What says “Vacation’s Over” for the Hardy family? How about driving south along U.S. 23 between Detroit and Toledo, and reading the outdoor signs.
Considering Bankruptcy? asked one. Then, about a mile down the road: Bats in Your Attic? — presumably from the long-foreclosed-on property next door.
The economic problems of Southeastern Michigan are well known. In April, you may recall, I wrote about the Pontiac School District, which decided to close nearly half its schools in an attempt to eliminate a crushing $10 million deficit.
Pontiac’s money problems may be extreme, but across Michigan, school districts are feeling the squeeze as they suffer from one of the worst state economies in the nation.
We were vacationing about 60 miles south of Traverse City, an absolute gem of a town surrounded by gorgeous sand dunes, pristine waters, and wineries that dot the hills above Lake Michigan.
Paradise? Maybe. But the Traverse City schools are also hurting. For the 2010-11 school year the 9,900-student district is considering a “best-case” shortfall of $6 million and a “worst-case” deficit of $11 million, or about 12 percent of this year’s nearly $90 million budget, according to the Traverse City-Record-Eagle.

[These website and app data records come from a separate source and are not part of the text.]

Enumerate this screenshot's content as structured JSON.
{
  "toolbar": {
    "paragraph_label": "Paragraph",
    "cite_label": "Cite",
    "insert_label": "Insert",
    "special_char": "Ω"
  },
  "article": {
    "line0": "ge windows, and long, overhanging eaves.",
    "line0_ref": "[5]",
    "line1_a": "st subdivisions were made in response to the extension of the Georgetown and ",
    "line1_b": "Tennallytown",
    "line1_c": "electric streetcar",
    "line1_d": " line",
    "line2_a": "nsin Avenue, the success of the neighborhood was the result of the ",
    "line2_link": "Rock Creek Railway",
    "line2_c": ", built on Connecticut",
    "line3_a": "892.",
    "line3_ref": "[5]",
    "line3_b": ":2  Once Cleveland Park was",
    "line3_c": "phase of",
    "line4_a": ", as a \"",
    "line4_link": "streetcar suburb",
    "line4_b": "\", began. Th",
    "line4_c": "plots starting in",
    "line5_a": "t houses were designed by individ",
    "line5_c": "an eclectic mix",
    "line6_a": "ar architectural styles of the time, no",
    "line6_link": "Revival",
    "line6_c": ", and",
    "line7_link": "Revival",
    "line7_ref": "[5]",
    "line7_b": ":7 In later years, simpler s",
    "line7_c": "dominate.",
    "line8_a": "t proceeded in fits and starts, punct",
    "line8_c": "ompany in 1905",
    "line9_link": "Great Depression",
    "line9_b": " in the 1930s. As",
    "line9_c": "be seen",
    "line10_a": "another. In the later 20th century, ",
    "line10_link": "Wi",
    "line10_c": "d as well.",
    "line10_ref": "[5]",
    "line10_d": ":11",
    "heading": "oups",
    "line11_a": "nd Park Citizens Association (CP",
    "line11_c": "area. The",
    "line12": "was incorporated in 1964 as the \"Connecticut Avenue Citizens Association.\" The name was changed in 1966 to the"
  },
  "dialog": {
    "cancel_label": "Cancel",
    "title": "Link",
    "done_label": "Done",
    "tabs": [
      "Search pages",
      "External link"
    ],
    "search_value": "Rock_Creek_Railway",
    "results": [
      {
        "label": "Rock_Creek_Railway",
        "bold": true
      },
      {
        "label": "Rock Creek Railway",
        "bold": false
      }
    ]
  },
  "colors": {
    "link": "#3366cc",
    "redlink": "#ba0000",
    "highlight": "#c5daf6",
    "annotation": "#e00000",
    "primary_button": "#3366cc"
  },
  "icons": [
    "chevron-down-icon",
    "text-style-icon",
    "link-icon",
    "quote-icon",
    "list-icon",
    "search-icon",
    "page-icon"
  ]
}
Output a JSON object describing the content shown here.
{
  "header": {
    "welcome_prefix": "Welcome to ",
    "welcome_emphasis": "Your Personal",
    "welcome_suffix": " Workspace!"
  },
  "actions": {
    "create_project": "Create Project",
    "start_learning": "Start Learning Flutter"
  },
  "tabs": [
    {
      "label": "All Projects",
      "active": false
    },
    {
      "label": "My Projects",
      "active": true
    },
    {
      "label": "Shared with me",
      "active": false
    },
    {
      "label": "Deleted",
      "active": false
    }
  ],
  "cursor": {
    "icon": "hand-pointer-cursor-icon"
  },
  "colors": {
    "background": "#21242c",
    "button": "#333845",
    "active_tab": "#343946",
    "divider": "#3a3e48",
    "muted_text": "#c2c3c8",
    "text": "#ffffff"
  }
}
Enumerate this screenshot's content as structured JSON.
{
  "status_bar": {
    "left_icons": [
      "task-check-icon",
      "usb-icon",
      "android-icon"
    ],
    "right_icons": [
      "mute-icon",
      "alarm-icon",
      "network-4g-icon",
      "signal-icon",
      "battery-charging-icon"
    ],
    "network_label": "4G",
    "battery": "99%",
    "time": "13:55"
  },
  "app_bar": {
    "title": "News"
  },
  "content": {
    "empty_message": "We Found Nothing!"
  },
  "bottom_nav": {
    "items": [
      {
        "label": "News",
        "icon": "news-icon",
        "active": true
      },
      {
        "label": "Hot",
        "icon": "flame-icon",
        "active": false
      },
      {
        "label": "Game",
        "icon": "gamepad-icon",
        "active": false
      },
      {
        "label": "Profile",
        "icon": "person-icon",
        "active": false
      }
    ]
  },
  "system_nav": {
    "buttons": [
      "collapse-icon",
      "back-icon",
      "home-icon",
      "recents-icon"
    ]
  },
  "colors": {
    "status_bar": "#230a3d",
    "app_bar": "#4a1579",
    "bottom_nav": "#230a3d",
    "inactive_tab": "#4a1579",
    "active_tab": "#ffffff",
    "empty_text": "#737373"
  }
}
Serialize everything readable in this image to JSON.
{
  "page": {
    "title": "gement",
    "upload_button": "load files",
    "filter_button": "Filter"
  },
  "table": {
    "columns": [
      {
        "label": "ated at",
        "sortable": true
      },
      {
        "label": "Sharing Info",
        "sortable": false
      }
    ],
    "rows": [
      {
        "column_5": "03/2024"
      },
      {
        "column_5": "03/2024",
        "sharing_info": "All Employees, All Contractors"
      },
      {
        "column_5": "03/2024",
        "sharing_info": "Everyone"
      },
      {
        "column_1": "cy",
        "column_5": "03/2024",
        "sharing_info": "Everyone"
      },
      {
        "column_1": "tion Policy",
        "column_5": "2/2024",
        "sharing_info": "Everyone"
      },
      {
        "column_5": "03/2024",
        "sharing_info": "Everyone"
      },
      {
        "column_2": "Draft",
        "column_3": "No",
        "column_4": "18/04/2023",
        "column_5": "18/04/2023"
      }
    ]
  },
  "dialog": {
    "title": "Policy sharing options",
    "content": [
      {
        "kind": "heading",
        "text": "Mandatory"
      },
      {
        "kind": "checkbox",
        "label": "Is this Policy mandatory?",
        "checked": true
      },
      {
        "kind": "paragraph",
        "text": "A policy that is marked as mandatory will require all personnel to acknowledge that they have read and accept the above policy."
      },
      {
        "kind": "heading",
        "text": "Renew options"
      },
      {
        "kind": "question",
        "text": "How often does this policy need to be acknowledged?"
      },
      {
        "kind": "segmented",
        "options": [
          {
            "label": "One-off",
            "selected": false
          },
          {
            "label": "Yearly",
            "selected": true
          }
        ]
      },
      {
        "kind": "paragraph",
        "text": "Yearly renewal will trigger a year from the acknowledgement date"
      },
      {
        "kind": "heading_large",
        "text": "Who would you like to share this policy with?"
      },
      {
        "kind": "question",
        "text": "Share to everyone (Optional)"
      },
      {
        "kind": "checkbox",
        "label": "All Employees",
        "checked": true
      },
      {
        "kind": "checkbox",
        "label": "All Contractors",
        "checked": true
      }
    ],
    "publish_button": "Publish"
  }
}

This month, the school board set up a task force — which includes teachers, administrators, a school board member, and others — to suggest ways to make these cuts.
“I doubt that there’s ever been a crisis this severe since I’ve been employed with the schools” starting in 1974, Seamus Shinners, president of the Traverse City Transportation Association, which represents bus drivers, told the newspaper.
A hint of good news: on Aug. 14, the Record-Eagle reported that at least 17 of 43 recently laid-off staff members will be asked to return, with perhaps more brought back by Sept. 8.
In snowy December, long after the fair and warm-weather tourists like us have departed, the task force will make its report. It will be another tough day in paradise.
Lawrence Hardy, Senior Editor